A few months ago I started working with a new team of leaders within our organization and we all just got back from a two-day retreat. This retreat was critically important for our team development, and our time spent together helped propel the growth of our team.
It should be the goal of every leader to have a high-performing team but having one doesn’t come easy. It takes time and a great deal of trust. Retreats are a great way to build strong teams.Leading a high-performing team doesn't come easy, but retreats help build strong teams. Click To Tweet
Whether you are a new leader over a team or you have been leading your team for years, a leadership retreat can make a significant difference for you, your leadership table, and for the organization you lead.
Why do you need a retreat? Here are five reasons:
- Your leadership development. Time away allows for open dialogue in a friendly, safer and more relaxed environment. I can still hear the leader who said, “Selma, I disagree with you on this.” Learning from your team is key to your success. Retreats help you build trust that allows leaders to engage with honesty and openness – all necessary in building a high performing team.
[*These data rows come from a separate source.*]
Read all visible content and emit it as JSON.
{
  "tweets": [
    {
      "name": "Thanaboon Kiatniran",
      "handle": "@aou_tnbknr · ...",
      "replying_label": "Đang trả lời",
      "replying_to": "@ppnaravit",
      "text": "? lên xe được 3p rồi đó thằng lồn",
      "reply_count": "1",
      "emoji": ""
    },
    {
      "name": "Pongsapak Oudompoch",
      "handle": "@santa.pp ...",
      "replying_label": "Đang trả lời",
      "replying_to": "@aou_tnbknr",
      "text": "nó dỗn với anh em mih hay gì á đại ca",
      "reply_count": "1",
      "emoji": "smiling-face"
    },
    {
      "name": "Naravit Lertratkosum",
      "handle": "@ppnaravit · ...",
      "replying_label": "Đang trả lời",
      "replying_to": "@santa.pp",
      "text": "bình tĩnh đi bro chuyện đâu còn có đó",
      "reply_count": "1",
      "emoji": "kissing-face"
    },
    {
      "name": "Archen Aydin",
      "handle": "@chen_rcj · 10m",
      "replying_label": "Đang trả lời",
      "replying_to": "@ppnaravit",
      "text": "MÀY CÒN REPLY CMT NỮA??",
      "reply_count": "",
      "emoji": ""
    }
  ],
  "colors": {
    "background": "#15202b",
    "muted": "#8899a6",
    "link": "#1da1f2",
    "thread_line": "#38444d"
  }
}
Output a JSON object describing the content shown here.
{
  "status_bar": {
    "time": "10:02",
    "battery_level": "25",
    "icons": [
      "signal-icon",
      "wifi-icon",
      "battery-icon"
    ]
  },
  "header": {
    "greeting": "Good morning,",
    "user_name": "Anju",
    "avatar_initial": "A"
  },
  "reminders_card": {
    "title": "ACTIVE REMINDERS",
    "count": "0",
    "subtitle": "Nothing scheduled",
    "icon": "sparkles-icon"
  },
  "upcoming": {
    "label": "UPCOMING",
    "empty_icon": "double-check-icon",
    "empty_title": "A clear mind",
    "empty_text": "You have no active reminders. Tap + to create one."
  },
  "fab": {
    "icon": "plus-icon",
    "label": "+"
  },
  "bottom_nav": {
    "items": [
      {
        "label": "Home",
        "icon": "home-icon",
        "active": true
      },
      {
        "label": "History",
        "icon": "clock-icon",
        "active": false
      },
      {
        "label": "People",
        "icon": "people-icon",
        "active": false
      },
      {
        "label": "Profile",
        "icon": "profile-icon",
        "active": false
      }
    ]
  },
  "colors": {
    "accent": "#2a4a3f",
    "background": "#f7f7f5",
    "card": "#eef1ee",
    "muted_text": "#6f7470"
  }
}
- The development of your leadership team. The growth and development of your leadership table is your priority. The stronger your leadership team, the stronger your organization. Retreats allow times for collaborative learning, teamwork, and team input that benefits the entire team. We shared books, blogs, and articles read. Prior to the retreat we each took a personality assessment tool (Ministry Insights) and had someone lead us through exercises for personal learning and for learning about individual team members.
- The power of the informal. Never underestimate the power of the informal. Those nuggets of insight or ideas shared standing up at a break or shared in passing over lunch. In the middle of talking kids and fly fishing, teams are built. Retreats allow for the unexpected and informal team building that will be the super glue for trust.
- Future planning. If you don’t pull away from the normal routine of work, you won’t be able to step above the urgent to make sure you are headed in the right direction. Asking and answering the “why” of your organization requires vision for the future. A compelling future will give you and your leaders the focus, passion, and energy necessary to lead people.
- Clarity in priorities. Focus and clarity are critical for success. A narrow view keeps you on the right path and will keep your team from wasting time and energy on actions that don’t take you forward.
Retreat Planning Ideas:
- Two days are best. It allows for informal time and work sessions.
- Find a relaxing place to meet. I like a bed and breakfast that caters to teams. We had a wonderful meeting room plus comfortable couches and chairs around a fireplace in a beautiful, private setting.
- Have an agenda. It is important to have a plan but don’t over-pack the agenda. Leave air for informal dialogue and adjust if the moment warrants.
- Clarify your objectives and be public about them. I had three for our retreat: personal and team development, a view of the future (we used a strengths, weaknesses, opportunites and threats -SWOT – assessment done by teams prior to the retreat as a guide to future planning.), and a review of priority work by area for the coming
year. I shared the objectives with the agenda prior to the retreat and reviewed them again as we started the retreat.
- During meals, keep it personal and informal. I learned so much about the team during this time as stories were shared about marathons ran, hobbies, and best vacation spots. We laughed a lot and just enjoyed being together.
- Action plans and next steps. It is critical to take away from a retreat a plan to keep moving forward. I like to start the agenda for our next leader meeting at the retreat with key actions coming from our time together. You want the momentum of the retreat to connect with follow up action.
Ultimately, the unity and oneness of focus needed for a team happens when there is spiritual unity. The time our team spent in God’s word and in prayer created the foundation for everything else we did.
“Therefore, God’s chosen ones, holy and loved, put on heartfelt compassion, kindness, humility, gentleness, and patience, accepting one another and forgiving one another if anyone has a complaint against another. Just as the Lord has forgiven you, so you must also forgive. Above all, put on love – the perfect bond of unity.”
I would love to hear your ideas on having a great retreat.